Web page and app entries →
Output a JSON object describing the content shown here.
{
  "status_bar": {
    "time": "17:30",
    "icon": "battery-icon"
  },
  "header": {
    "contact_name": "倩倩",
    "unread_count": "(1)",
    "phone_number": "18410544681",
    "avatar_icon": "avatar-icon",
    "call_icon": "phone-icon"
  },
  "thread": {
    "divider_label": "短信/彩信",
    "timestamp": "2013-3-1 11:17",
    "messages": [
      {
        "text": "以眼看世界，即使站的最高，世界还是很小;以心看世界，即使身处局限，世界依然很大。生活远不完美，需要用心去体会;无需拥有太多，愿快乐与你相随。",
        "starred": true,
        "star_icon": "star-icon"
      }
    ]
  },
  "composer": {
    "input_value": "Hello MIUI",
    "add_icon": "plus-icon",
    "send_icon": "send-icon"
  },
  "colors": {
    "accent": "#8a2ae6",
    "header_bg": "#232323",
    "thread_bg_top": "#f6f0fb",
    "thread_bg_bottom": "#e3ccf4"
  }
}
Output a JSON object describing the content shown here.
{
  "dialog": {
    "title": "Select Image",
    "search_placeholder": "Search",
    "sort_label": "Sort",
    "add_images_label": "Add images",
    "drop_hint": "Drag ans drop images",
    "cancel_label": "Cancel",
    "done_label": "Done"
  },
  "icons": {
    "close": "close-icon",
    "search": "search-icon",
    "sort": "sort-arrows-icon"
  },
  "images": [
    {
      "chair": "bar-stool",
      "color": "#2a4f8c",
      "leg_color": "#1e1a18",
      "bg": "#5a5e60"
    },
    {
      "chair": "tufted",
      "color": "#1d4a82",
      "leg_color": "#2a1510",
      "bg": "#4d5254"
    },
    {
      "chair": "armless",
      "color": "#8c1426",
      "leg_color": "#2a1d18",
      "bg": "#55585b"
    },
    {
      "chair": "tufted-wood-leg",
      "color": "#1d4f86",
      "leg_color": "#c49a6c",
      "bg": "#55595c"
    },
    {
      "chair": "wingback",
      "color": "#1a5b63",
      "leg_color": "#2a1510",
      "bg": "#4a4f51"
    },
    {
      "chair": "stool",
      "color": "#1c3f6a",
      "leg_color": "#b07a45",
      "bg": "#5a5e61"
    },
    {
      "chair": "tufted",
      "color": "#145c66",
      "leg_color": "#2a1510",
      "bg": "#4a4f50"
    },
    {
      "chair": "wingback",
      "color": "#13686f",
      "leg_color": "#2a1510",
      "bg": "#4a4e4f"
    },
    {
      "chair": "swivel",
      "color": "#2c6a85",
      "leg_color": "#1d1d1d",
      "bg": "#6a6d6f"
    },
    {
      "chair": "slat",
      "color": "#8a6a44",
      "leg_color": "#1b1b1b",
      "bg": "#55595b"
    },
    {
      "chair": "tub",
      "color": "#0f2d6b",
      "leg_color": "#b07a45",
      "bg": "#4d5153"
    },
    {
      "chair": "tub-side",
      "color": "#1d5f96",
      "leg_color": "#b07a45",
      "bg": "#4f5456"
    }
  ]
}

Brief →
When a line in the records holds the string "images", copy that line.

Answer section →
    "add_images_label": "Add images",
    "drop_hint": "Drag ans drop images",
  "images": [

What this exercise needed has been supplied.